Although developers could opt to ignore the concept alongside the local plan and other policies at first glance, it cannot be avoided and putting it off will only delay and harm the process of obtaining planning applications. In the Cheshire area specifically, the local councils that will need to be appeased in order to progress developments impacted by BNG include Cheshire East Council, Cheshire West and Chester Council, Halton Borough Council and Warrington Borough Council.

Countryside Locations Around the County

Through an abundance of countryside surrounding the numerous towns and villages, Cheshire is classed as being a primarily rural county. Of the largest settlements by population are Warrington, Chester, Crewe, Runcorn, Widnes and Ellesmere Port, and more of the untouched land is continuing to be utilised for building upon the growth of the county.

In addition to this, 420 sites of local importance and 33 sites of special scientific interest (SSSI) are present, and over 15,000 hectares of Cheshire is covered by an estimated 1,000 local wildlife sites. Many different protected priority species of animals and plants are in circulation across Cheshire, including badgers, barn owls, bats, black-necked grebe, great crested newts and water voles.

All of the species and habitats with protected priority are defended in the county by the Cheshire Wildlife Trust. Efforts to retain and enhance ecological networks and geological sites in predominantly rural counties is vital in the eyes of the local authorities, leaving developers with no choice but to refer to a biodiversity net gain plan in order to navigate through the policy.

Examining Risk to Biodiversity Value

Via an ecological assessment and a research study into the site prior to the physical inspection, an ecologist will be able to begin the process of creating a BNG plan. By evaluating all the natural assets present and submitting them to the biodiversity metric, it will be clear to see the existing value of the site. Improving the value to a better state than was currently beforehand can then be done by anticipating the likely condition after the development is complete.

Comparing the two results, the ecological consultant can work out how many biodiversity units need to be added to meet the biodiversity net gain mandate. At this point, a mitigation hierarchy will be used to distinguish suitable next steps, with a view to protecting priority habitats and any protected sites covered by other legislation. If any losses are unavoidable, compensation will see the ecological surveyor making up for it by planting new habitats to increase the biodiversity value.

An alternative route would be to refer to biodiversity offsetting. The term generally relates to habitats being created elsewhere to account for the failure to achieve BNG on the affected site. With all effective decisions made and long-term measures chosen, the final step is to create a biodiversity net gain plan for the developer. Containing extensive further information about the site, it can be passed on to the local planning authority to support the planning application.

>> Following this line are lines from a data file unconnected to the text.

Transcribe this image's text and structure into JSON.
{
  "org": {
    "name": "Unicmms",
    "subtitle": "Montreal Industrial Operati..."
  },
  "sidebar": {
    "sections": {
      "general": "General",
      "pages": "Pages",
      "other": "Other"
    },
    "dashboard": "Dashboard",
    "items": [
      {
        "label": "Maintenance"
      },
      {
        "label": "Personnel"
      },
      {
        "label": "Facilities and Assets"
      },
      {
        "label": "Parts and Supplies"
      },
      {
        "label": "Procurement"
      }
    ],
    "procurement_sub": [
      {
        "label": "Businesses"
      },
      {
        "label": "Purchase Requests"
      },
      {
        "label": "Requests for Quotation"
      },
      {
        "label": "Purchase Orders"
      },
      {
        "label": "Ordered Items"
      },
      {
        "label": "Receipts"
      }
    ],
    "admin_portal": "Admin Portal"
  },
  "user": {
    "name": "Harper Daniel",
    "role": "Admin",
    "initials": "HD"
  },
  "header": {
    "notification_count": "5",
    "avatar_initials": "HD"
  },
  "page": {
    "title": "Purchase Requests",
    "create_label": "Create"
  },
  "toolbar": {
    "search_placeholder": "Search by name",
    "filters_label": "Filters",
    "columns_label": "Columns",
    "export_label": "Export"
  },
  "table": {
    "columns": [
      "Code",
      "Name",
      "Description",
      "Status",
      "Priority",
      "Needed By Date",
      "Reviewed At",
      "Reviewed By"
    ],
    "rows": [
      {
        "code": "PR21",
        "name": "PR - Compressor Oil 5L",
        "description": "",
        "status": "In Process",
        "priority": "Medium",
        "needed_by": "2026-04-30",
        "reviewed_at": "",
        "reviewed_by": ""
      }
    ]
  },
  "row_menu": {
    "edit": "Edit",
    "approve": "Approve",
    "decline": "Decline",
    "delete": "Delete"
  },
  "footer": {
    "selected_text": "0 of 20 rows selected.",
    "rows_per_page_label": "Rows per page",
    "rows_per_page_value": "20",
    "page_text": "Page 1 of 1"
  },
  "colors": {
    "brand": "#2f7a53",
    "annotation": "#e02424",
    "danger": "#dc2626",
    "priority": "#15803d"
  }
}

Communicate with Our Team

Our BNG consultants span across Cheshire East, Cheshire West, Halton and Warrington, as well as practically any other part of the country. Over the time we’ve spent developing our team and growing our knowledge, we have become experts when it comes to biodiversity net gain and all matters relating to the policy and broader ecology, from ecological networks to protected priority species and from the Environment Act to the local plan of the corresponding location.

Each quote we provide is bespoke based on the unique specifications of a client’s site and project. With this in mind, if you need help with biodiversity net gain on your Cheshire development site, we would advise speaking to our team first to see how much it would cost. Complete an online quote form, call us or email us, and we will pass on a free quote for you to consider. We can then work together to find a time to conduct a biodiversity net gain assessment, produce a plan and help you satisfy the mandate and come away with a successful planning application.